> _What is being asked_: Copy out all lines from the entries below in which "asana" occurs.

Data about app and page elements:
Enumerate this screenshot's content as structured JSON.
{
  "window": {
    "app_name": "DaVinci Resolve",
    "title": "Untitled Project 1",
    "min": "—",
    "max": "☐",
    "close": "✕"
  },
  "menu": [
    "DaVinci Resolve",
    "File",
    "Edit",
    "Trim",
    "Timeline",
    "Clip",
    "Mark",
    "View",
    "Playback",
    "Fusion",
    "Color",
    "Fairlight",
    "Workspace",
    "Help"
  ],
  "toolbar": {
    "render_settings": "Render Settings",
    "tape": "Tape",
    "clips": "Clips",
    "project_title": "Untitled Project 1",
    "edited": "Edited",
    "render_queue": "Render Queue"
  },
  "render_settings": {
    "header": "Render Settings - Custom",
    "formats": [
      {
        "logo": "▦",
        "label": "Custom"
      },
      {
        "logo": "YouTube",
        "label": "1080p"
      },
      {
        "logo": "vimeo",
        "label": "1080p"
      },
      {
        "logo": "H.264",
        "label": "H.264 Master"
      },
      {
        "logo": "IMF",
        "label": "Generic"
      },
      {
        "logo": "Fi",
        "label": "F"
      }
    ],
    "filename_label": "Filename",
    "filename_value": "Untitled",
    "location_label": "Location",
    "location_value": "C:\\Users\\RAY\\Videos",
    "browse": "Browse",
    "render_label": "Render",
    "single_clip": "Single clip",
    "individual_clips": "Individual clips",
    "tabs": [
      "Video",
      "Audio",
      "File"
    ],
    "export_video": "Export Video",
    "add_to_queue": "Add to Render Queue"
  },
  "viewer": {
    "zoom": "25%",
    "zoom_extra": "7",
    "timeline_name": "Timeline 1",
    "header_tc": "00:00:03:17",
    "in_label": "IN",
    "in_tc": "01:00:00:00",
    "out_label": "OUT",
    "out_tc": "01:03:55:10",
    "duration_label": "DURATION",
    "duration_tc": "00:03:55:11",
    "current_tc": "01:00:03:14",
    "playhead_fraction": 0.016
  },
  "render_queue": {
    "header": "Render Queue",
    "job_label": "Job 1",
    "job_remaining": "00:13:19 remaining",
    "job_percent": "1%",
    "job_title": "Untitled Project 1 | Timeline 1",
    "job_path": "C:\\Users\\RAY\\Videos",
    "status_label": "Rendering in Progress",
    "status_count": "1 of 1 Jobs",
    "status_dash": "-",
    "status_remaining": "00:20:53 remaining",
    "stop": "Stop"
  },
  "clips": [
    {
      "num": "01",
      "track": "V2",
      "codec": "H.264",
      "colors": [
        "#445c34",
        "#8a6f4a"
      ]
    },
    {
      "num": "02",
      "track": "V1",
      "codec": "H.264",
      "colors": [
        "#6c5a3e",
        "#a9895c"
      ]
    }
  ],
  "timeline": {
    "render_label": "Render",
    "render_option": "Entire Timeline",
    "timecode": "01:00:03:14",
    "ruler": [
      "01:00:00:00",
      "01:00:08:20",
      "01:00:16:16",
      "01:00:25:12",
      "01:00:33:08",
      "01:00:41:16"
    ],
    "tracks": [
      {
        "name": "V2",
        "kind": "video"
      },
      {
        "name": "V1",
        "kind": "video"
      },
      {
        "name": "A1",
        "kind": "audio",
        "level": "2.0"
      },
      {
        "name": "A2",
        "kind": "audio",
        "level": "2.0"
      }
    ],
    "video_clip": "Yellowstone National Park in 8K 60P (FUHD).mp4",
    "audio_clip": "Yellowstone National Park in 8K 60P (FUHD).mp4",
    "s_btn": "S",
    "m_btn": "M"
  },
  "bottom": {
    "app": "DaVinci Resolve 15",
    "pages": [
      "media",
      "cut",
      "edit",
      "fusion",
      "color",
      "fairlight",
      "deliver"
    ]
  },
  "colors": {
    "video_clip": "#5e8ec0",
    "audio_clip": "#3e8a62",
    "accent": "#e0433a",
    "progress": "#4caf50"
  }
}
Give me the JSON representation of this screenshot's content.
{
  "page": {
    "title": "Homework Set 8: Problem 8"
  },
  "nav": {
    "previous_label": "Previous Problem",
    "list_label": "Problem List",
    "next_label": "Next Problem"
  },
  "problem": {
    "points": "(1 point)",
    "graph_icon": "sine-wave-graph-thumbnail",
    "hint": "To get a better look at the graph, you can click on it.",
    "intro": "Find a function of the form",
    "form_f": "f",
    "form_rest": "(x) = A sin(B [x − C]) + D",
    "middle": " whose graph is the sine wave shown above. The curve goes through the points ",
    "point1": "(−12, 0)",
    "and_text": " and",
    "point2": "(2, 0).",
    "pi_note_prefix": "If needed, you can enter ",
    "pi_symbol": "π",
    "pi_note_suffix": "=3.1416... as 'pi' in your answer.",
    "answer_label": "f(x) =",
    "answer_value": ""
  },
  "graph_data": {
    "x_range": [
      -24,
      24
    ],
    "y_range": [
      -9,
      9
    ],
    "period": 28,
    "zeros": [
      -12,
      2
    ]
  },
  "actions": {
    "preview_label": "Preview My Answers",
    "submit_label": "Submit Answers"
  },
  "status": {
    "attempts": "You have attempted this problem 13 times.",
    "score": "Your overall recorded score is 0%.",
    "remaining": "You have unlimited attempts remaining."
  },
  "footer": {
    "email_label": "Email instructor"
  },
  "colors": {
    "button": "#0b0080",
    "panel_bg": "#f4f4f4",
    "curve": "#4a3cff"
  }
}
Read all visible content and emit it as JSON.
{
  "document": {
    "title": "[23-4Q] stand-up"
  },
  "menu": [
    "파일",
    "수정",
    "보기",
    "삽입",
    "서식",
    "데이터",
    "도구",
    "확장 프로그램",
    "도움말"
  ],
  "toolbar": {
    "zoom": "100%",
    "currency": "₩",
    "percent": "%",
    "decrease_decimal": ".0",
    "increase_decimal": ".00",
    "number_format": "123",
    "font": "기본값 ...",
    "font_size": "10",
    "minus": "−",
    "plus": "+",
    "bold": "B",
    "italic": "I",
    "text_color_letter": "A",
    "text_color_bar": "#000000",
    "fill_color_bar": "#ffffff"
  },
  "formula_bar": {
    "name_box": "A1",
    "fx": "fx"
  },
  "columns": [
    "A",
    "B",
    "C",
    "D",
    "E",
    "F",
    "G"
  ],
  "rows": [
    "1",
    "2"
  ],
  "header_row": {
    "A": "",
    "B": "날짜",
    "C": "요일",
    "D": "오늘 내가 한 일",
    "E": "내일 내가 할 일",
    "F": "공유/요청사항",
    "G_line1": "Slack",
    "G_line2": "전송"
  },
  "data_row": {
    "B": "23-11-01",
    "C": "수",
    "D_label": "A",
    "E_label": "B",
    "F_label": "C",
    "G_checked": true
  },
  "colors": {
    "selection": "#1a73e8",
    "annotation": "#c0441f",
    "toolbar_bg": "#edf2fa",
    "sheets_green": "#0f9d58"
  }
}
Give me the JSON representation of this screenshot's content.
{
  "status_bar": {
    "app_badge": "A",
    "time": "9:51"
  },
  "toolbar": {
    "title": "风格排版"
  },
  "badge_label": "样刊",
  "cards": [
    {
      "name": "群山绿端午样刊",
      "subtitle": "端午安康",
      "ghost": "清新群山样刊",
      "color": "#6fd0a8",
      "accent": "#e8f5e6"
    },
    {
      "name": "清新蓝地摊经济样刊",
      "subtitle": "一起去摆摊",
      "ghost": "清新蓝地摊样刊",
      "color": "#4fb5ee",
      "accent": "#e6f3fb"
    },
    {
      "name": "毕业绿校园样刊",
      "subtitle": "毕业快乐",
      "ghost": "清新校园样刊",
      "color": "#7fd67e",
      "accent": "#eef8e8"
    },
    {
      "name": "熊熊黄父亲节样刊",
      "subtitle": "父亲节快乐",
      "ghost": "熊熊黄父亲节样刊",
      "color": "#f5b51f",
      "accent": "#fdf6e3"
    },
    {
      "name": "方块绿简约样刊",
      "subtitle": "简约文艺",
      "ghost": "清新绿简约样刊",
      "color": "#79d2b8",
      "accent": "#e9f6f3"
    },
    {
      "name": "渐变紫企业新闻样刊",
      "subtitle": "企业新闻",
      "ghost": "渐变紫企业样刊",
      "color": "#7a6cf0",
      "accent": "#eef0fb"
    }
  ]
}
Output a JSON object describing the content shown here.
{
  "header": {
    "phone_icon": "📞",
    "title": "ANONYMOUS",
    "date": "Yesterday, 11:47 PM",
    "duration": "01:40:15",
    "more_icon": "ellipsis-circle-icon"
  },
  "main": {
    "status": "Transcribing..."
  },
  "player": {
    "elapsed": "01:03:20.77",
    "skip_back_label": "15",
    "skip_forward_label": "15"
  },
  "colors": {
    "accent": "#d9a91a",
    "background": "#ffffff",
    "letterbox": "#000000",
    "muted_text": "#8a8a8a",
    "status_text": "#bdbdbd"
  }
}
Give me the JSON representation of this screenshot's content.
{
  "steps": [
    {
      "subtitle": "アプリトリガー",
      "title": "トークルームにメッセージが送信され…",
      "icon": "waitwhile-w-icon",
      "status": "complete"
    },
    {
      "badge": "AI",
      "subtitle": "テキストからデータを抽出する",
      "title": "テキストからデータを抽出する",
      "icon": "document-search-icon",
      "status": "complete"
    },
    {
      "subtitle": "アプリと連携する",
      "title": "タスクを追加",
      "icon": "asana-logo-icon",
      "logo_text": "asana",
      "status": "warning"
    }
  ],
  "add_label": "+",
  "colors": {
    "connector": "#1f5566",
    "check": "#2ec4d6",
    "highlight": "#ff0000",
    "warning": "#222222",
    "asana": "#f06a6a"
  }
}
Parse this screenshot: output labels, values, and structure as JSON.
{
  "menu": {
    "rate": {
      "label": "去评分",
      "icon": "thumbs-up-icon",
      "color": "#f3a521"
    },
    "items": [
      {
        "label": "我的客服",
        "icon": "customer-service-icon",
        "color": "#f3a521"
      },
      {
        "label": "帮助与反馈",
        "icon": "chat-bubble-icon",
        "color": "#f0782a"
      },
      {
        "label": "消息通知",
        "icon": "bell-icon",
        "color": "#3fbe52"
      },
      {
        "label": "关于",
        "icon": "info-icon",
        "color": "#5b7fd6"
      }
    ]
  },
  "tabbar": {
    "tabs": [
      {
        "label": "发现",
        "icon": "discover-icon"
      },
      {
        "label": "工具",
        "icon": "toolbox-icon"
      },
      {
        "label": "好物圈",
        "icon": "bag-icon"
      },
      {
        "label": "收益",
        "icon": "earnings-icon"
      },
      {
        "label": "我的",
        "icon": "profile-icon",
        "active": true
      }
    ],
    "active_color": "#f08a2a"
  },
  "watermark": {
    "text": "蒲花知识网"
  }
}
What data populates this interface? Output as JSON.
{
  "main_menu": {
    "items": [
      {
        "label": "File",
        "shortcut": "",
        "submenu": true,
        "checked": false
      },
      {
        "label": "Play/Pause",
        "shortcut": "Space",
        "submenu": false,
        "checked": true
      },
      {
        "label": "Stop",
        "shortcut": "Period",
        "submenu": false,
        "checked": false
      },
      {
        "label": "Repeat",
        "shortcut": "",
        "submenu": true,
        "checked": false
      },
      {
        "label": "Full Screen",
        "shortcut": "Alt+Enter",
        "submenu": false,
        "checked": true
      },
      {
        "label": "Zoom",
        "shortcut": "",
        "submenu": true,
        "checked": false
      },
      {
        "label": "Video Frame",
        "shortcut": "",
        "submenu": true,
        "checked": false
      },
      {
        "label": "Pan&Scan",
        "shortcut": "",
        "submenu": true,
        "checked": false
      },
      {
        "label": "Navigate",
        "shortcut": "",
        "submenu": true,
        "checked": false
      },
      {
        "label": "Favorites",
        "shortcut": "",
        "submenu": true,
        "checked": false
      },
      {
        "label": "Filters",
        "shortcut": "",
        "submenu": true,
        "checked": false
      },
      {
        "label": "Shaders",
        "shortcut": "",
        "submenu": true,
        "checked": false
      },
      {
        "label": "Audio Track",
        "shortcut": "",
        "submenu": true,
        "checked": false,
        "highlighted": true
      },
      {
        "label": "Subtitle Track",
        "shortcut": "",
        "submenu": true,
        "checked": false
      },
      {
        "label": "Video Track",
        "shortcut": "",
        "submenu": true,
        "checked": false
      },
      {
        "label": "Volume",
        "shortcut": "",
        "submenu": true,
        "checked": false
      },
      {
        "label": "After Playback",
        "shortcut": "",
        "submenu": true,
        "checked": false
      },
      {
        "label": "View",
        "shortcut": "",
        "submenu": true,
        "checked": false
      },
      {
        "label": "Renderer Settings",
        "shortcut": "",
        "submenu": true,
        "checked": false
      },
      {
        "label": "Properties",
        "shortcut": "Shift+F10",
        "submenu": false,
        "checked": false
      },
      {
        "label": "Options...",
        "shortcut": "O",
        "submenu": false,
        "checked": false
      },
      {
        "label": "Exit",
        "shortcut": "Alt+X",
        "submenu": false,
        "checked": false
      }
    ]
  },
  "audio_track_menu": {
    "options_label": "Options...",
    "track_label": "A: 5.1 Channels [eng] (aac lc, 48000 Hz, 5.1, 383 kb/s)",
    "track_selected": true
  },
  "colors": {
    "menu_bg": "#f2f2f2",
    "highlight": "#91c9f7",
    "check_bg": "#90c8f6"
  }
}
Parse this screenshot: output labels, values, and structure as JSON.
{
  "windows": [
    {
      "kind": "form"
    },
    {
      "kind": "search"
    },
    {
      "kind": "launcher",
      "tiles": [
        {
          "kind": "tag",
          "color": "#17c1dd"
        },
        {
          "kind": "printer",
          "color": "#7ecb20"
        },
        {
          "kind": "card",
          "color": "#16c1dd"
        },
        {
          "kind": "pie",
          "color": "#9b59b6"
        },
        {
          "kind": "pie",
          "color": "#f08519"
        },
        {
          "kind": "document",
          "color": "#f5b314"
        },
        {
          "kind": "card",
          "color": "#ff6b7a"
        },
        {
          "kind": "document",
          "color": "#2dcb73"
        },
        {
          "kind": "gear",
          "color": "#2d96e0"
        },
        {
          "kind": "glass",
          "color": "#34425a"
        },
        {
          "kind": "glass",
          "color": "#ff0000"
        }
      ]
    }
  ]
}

> _Response for this exercise_:
      "icon": "asana-logo-icon",
      "logo_text": "asana",
    "asana": "#f06a6a"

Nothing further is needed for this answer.